> What you are asked to do
With the exception of the pictures, write out the data below precisely.

> Records shown
= Beginning of Section =

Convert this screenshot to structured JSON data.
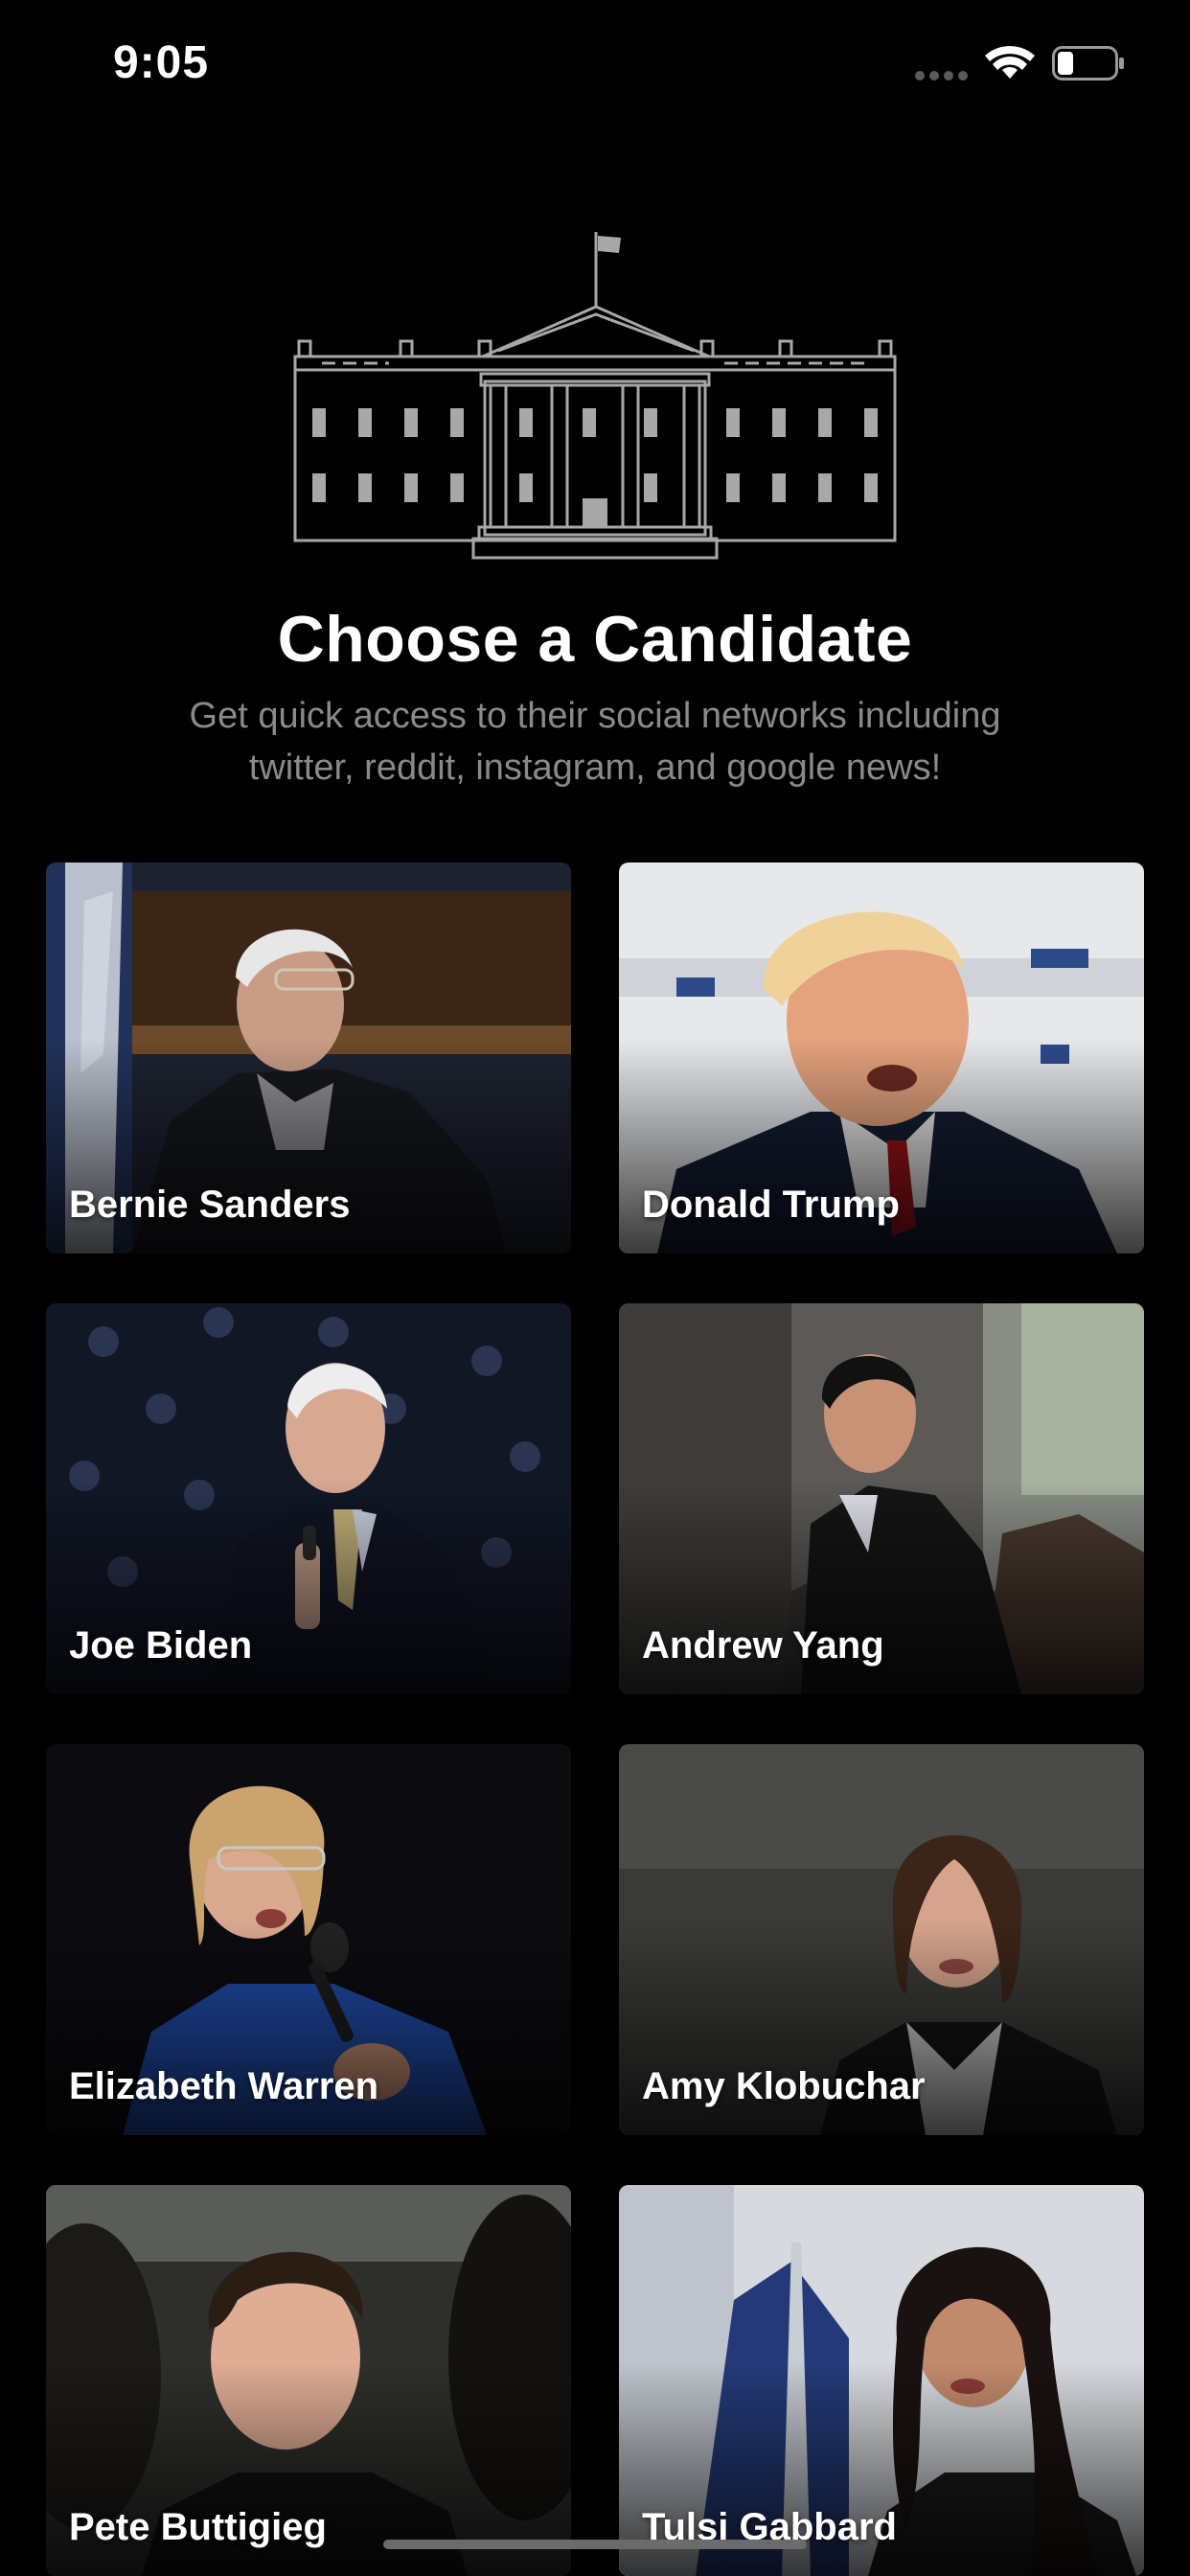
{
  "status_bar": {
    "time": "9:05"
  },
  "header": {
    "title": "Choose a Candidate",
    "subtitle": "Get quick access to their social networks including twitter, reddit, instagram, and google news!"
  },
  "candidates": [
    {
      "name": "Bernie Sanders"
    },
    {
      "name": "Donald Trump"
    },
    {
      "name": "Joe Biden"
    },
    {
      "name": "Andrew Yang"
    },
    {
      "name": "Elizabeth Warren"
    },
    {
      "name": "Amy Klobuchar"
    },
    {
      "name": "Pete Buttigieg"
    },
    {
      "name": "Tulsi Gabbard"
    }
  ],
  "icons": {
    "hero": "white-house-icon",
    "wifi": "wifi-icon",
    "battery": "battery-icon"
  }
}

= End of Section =

> Solution for this task
Convert this screenshot to structured JSON data.
{
  "status_bar": {
    "time": "9:05"
  },
  "header": {
    "title": "Choose a Candidate",
    "subtitle": "Get quick access to their social networks including twitter, reddit, instagram, and google news!"
  },
  "candidates": [
    {
      "name": "Bernie Sanders"
    },
    {
      "name": "Donald Trump"
    },
    {
      "name": "Joe Biden"
    },
    {
      "name": "Andrew Yang"
    },
    {
      "name": "Elizabeth Warren"
    },
    {
      "name": "Amy Klobuchar"
    },
    {
      "name": "Pete Buttigieg"
    },
    {
      "name": "Tulsi Gabbard"
    }
  ],
  "icons": {
    "hero": "white-house-icon",
    "wifi": "wifi-icon",
    "battery": "battery-icon"
  }
}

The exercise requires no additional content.